Stack Overflow is a question and answer site for professional and enthusiast programmers. It's 100% free, no registration required.

Although, I could commit my change locally, I can not push to origin master

I run

$ git remote add origin git@github.com:username/test.git

I get

fatal: remote origin already exists.

I run

$ git push -u origin master

I get

ERROR: Repository not found.
fatal: The remote end hung up unexpectedly

What's wrong with this?

share|improve this question
1  
You can see the values for your currently defined remotes with git remote -v. –  Amber Apr 9 '12 at 2:09

3 Answers 3

2-way to do this
1st:-

 git remote set-url <name> <newurl>

example:-

git remote set-url origin git@github.com:username/test.git

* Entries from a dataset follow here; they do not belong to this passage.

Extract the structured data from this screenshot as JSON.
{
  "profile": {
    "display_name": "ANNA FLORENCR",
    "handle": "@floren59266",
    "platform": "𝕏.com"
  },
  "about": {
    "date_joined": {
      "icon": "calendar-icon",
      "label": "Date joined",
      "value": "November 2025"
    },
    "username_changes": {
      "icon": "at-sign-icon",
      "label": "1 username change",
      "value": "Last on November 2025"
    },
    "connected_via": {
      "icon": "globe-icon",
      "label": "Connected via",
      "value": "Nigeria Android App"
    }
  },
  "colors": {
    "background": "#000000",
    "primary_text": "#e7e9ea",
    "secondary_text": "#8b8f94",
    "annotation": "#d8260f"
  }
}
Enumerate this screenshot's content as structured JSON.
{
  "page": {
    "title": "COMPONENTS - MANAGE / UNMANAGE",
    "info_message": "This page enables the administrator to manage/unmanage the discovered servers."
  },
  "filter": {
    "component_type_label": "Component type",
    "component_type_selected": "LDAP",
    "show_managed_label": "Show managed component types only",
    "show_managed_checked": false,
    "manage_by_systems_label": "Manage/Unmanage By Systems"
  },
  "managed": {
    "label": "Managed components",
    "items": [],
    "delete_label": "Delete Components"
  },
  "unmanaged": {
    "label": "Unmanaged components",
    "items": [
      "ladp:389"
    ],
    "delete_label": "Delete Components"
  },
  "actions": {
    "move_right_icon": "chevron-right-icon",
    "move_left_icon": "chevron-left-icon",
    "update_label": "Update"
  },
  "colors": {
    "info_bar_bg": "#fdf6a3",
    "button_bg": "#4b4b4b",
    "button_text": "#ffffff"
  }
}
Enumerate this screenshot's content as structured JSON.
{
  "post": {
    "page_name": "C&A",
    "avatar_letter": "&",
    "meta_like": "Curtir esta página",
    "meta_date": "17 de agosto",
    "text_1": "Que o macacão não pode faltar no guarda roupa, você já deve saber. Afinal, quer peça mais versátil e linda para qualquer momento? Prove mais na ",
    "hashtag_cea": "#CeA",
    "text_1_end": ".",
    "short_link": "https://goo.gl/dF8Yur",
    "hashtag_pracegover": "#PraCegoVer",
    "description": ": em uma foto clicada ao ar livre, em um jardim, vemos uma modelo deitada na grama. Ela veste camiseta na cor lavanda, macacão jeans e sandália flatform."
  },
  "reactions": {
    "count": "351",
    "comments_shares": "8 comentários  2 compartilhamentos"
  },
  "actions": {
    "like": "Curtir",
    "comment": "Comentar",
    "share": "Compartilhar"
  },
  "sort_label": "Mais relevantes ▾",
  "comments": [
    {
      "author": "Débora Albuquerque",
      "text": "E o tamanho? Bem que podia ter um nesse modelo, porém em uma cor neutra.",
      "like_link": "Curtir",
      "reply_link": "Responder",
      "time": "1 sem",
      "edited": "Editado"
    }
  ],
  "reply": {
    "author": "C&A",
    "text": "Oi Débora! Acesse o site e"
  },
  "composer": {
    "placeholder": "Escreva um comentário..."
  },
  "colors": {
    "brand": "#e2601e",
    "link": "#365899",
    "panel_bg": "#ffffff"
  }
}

2nd:-

What you need to do is change your 'origin' setting.you edit .git/config in your project root, which may look something like this:

...
[remote "origin"]
url = git://user@dev.foo.com/git/repos/path
fetch = +refs/heads/*:refs/remotes/origin/*
...

or if your 'remote' is actually local:

...
[remote "origin"]
url = /path/to/repos/on/this/machine
fetch = +refs/heads/*:refs/remotes/origin/*
...

All you need to do is edit that file with your favorite editor and change the url = setting to your new location. Assuming the new repository is correctly set up and you have your URL right, you'll be happily pushing and pulling to and from your new remote location.

share|improve this answer

It looks like there's a bad entry for origin in your config file.

Edit your repository's .git/config file to change it; the format is fairly self-explanatory, but post its contents if you have trouble.

share|improve this answer
    
That was weird. I did the same thing from the begging, and then it worked this time.. Thanks anyway! –  Koh Takahashi Apr 9 '12 at 3:46

Use this commands. Suppose test.md is the new file you created and you want to push it with the message "Testing"

$ git add test.md
$ git commit -a -m "Testing"
$ git push origin master

Hope this helps.

share|improve this answer
    
Git commit with the -a flag will commit all changed files, not only the one you added with add. This is a pretty bad advice here. –  kaiser Oct 21 at 11:51

Your Answer

 
discard

By posting your answer, you agree to the privacy policy and terms of service.

Not the answer you're looking for? Browse other questions tagged or ask your own question.